____ DATA FOR PROCESSING

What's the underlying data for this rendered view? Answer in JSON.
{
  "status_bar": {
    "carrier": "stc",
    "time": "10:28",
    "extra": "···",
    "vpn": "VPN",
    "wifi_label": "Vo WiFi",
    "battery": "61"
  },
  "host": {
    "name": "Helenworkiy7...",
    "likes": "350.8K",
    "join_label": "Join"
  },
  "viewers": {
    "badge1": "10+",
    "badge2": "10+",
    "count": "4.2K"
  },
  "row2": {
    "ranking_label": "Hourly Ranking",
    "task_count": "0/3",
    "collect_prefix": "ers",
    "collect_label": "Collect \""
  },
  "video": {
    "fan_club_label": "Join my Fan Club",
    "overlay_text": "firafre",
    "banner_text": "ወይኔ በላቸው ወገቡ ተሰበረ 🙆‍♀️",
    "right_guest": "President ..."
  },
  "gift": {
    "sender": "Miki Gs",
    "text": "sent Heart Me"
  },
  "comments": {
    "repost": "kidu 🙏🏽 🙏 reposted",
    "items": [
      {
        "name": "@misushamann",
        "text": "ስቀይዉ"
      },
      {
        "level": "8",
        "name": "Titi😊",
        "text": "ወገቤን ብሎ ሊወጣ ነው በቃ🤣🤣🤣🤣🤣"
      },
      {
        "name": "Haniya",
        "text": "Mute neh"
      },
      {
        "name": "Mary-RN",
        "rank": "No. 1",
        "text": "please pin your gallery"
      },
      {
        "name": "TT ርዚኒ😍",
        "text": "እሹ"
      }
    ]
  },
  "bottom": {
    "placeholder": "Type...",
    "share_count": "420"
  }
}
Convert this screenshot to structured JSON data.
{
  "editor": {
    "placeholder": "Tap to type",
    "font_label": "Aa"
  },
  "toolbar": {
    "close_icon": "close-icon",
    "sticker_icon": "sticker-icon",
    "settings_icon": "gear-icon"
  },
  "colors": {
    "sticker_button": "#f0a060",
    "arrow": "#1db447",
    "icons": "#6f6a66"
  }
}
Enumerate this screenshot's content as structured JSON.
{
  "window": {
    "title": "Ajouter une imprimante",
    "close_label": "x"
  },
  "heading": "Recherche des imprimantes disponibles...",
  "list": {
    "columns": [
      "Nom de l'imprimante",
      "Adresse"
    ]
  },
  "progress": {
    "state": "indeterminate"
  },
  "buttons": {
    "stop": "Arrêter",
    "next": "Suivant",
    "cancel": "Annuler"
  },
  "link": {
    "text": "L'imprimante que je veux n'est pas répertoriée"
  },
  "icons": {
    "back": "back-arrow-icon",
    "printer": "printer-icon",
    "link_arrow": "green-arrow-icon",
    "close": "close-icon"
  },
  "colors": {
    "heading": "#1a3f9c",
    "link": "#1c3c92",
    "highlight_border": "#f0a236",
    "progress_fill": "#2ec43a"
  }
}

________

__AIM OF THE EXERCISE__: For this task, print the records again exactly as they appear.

__RESULT__:
What's the underlying data for this rendered view? Answer in JSON.
{
  "status_bar": {
    "carrier": "stc",
    "time": "10:28",
    "extra": "···",
    "vpn": "VPN",
    "wifi_label": "Vo WiFi",
    "battery": "61"
  },
  "host": {
    "name": "Helenworkiy7...",
    "likes": "350.8K",
    "join_label": "Join"
  },
  "viewers": {
    "badge1": "10+",
    "badge2": "10+",
    "count": "4.2K"
  },
  "row2": {
    "ranking_label": "Hourly Ranking",
    "task_count": "0/3",
    "collect_prefix": "ers",
    "collect_label": "Collect \""
  },
  "video": {
    "fan_club_label": "Join my Fan Club",
    "overlay_text": "firafre",
    "banner_text": "ወይኔ በላቸው ወገቡ ተሰበረ 🙆‍♀️",
    "right_guest": "President ..."
  },
  "gift": {
    "sender": "Miki Gs",
    "text": "sent Heart Me"
  },
  "comments": {
    "repost": "kidu 🙏🏽 🙏 reposted",
    "items": [
      {
        "name": "@misushamann",
        "text": "ስቀይዉ"
      },
      {
        "level": "8",
        "name": "Titi😊",
        "text": "ወገቤን ብሎ ሊወጣ ነው በቃ🤣🤣🤣🤣🤣"
      },
      {
        "name": "Haniya",
        "text": "Mute neh"
      },
      {
        "name": "Mary-RN",
        "rank": "No. 1",
        "text": "please pin your gallery"
      },
      {
        "name": "TT ርዚኒ😍",
        "text": "እሹ"
      }
    ]
  },
  "bottom": {
    "placeholder": "Type...",
    "share_count": "420"
  }
}
Convert this screenshot to structured JSON data.
{
  "editor": {
    "placeholder": "Tap to type",
    "font_label": "Aa"
  },
  "toolbar": {
    "close_icon": "close-icon",
    "sticker_icon": "sticker-icon",
    "settings_icon": "gear-icon"
  },
  "colors": {
    "sticker_button": "#f0a060",
    "arrow": "#1db447",
    "icons": "#6f6a66"
  }
}
Enumerate this screenshot's content as structured JSON.
{
  "window": {
    "title": "Ajouter une imprimante",
    "close_label": "x"
  },
  "heading": "Recherche des imprimantes disponibles...",
  "list": {
    "columns": [
      "Nom de l'imprimante",
      "Adresse"
    ]
  },
  "progress": {
    "state": "indeterminate"
  },
  "buttons": {
    "stop": "Arrêter",
    "next": "Suivant",
    "cancel": "Annuler"
  },
  "link": {
    "text": "L'imprimante que je veux n'est pas répertoriée"
  },
  "icons": {
    "back": "back-arrow-icon",
    "printer": "printer-icon",
    "link_arrow": "green-arrow-icon",
    "close": "close-icon"
  },
  "colors": {
    "heading": "#1a3f9c",
    "link": "#1c3c92",
    "highlight_border": "#f0a236",
    "progress_fill": "#2ec43a"
  }
}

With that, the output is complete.